Have I overestimated its prospects and its worth? The Cisco Systems Message Folder.

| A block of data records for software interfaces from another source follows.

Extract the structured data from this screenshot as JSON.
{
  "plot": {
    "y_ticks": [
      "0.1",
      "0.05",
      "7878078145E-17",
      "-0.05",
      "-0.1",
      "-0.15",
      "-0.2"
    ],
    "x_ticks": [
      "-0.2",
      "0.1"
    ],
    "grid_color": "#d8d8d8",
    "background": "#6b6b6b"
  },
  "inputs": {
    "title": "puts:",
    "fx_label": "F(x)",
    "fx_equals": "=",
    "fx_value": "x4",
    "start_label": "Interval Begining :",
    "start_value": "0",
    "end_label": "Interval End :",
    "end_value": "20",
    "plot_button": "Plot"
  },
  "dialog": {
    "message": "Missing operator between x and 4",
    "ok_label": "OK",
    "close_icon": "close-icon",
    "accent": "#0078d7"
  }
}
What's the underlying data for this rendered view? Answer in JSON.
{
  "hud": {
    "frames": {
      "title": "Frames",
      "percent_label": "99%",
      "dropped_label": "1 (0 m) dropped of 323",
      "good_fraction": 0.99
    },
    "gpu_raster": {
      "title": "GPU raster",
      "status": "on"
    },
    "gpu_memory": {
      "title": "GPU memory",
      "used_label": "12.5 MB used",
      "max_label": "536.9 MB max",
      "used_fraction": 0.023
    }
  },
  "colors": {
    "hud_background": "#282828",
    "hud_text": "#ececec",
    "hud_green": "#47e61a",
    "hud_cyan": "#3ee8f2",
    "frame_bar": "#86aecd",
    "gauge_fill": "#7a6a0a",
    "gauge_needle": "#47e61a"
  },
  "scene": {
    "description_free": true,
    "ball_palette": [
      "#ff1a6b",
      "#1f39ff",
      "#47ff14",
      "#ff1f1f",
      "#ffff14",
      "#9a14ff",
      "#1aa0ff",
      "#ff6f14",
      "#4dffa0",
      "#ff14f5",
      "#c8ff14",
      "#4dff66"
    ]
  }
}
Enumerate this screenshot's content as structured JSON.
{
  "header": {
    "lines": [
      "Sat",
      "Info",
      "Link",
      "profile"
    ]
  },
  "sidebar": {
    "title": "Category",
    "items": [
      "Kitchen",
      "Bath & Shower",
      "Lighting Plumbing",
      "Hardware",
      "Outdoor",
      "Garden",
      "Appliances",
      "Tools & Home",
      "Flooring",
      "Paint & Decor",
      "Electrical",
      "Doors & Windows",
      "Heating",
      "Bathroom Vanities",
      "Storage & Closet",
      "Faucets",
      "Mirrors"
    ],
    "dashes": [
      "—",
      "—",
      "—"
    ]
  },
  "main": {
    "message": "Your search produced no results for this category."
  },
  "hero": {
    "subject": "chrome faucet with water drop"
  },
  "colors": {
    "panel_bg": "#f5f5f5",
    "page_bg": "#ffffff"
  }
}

Day Month Year History C-K -2.48% 7.18% 5.63% 5.63% S&P: -3.05% 6.21% 1.09% 1.09% NASDAQ: -2.32% 12.98% 1.65% 1.65% Cash-King Stocks Rec'd # Security In At Now Change 2/3/98 24 Microsoft 78.27 110.06 40.62% 2/3/98 22 Pfizer 82.30 105.75 28.49% 8/21/98 22 Schering-P 95.99 103.56 7.89% 6/23/98 34.5 Cisco Syst 57.56 61.81 7.38% 5/1/98 37 Gap Inc. 51.09 52.75 3.25% 2/13/98 22 Intel 84.67 85.75 1.27% 2/6/98 56 T. Rowe Pr 33.67 29.38 -12.76% 2/27/98 27 Coca-Cola 69.11 57.63 -16.61% 5/26/98 18 AmExpress 104.07 77.63 -25.41% Foolish Four Stocks Rec'd # Security In At Value Change 3/12/98 20 Eastman Ko 63.15 77.31 22.43% 3/12/98 20 Exxon 64.34 70.63 9.78% 3/12/98 15 Chevron 83.34 84.06 0.86% 3/12/98 17 General Mo 72.41 54.88 -24.21% Cash-King Stocks Rec'd # Security In At Value Change 2/3/98 24 Microsoft 1878.45 2641.50 $763.05 2/3/98 22 Pfizer 1810.58 2326.50 $515.92 8/21/98 22 Schering-P 2111.7 2278.38 $166.68 6/23/98 34.5 Cisco Syst 1985.95 2132.53 $146.58 5/1/98 37 Gap Inc. 1890.33 1951.75 $61.42 2/13/98 22 Intel 1862.83 1886.50 $23.67 2/6/98 56 T. Rowe Pr 1885.70 1645.00 -$240.70 2/27/98 27 Coca-Cola 1865.89 1555.88 -$310.02 5/26/98 18 AmExpress 1873.20 1397.25 -$475.95 Foolish Four Stocks Rec'd # Security In At Value Change 3/12/98 20 Eastman Ko 1262.95 1546.25 $283.30 3/12/98 20 Exxon 1286.70 1412.50 $125.80 3/12/98 15 Chevron 1250.14 1260.94 $10.80 3/12/98 17 General Mo 1230.89 932.88 -$298.02 CASH $48.07 TOTAL $23015.91 *Please note: On 8/4/98 $2,000 cash was added to the